    Over the course of the past two years, the Lumberjacks have had to replace their starters at tight end. This past year offensive coordinator Gerald Broussard has had to replace all three tight ends from last year due to attrition.

    "It has been challenging, but that is part of what I enjoy about coaching," said Broussard. "We've brought in a lot of new people, and have had to move some other guys around, but these guys are playing the position for a reason. They are all great athletes, and that makes the job of teaching them that much easier."

    The Lumberjacks brought in a couple of transfers during the spring from the NCAA Division I FBS level (formerly I-A) who plan to figure heavily in the mix. Andy Anderson is a 6-3, 245-pound sophomore who came to SFA from Florida International, while Joe Savoie (6-2, 240) comes to Nacogdoches after spending his freshman season on the defensive side of the ball at Army.

    "We brought in two guys, Andy Anderson and Joe Savoie, who are very talented," said Broussard. "Andy had to learn our terminology, but he had already played the position at Florida International. Joe played on the defensive side at Army, so it was new to him, but we've utilized him at tight end and H-back."

    The most experienced one of the bunch, Anderson looks to have the early nod at the starting tight end spot. Savoie is athletic enough to see time at both tight end and H-back, but will probably see a good majority of his time at the H.

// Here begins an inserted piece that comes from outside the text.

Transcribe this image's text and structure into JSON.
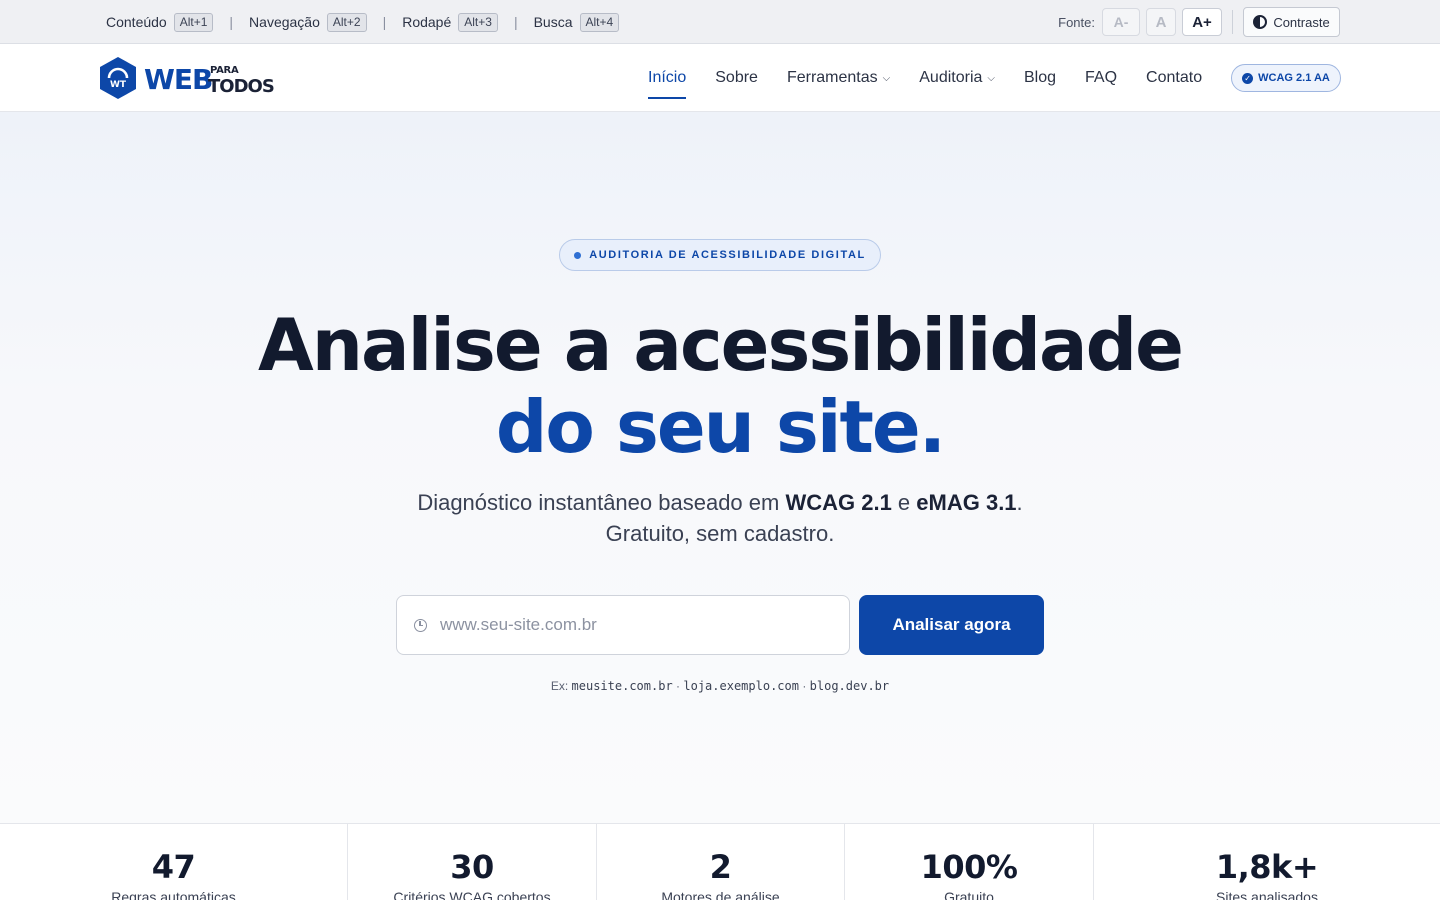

    Backing up Anderson will be a couple of defections from the defensive side of the ball in 6-3 sophomore Broderick Gaffney and 6-3 redshirt freshman Rainey Sternes. After spending the first season on the defensive line, both Gaffney and Sternes have made the transition to tight end, and both bring a ton of athletic ability to the position.

    "Right now it's a toss-up between Rainey Sternes and Broderick Gaffney for the back-up spot," said Broussard. "They sre both defensive ends that we've moved over. They give us big, rangy targets that can get out and run. Broderick probably has a slight edge over Rainey just due to the fact that he's been working at the position a bit longer.

    "Moving Rainey over has really helped the rest of the guys at the position. He has brought a physical mentality to the group by just going out every day and getting after it. I expect both Rainey and Broderick to play for us this year."

    Another former defensive player who was switched from defense to fullback, and now to H-back, is 6-2, 220-pound Tyler junior Aaron Bragg. After spending his rookie season working with the 'Jacks' linebackers, Bragg was moved to fullback last season. He enters the 2007 season fighting Savoie for playing time at the H.

    "I'll be looking at some more film, but the starting spot is very close between Savoie and Aaron Bragg," said Broussard. "Aaron is a very athletic individual who can run and catch the pass, but there are some inconsistencies in his game. Having said that, he is the type of guy that you better plan for because he can really hurt you."

    Throw in the athletic abilities of All-SLC fullbacks Michael Motte and Leonard Lynce and Broussard has a bevy of talent that he can rotate into the mix. There is also another positive for Broussard and company. Although he might be coaching one of the most inexperienced groups in the Lumberjack locker room this season, by this time next year Broussard will have one of the more veteran groups on the field.

    "As challenging as this year has been, the good news is that we return all but one of these athletes next year," said Broussard. "The following year, they will all be back as well, so it will be fun again next year. When you're dealing with athletic guys, it makes everything a great deal easier."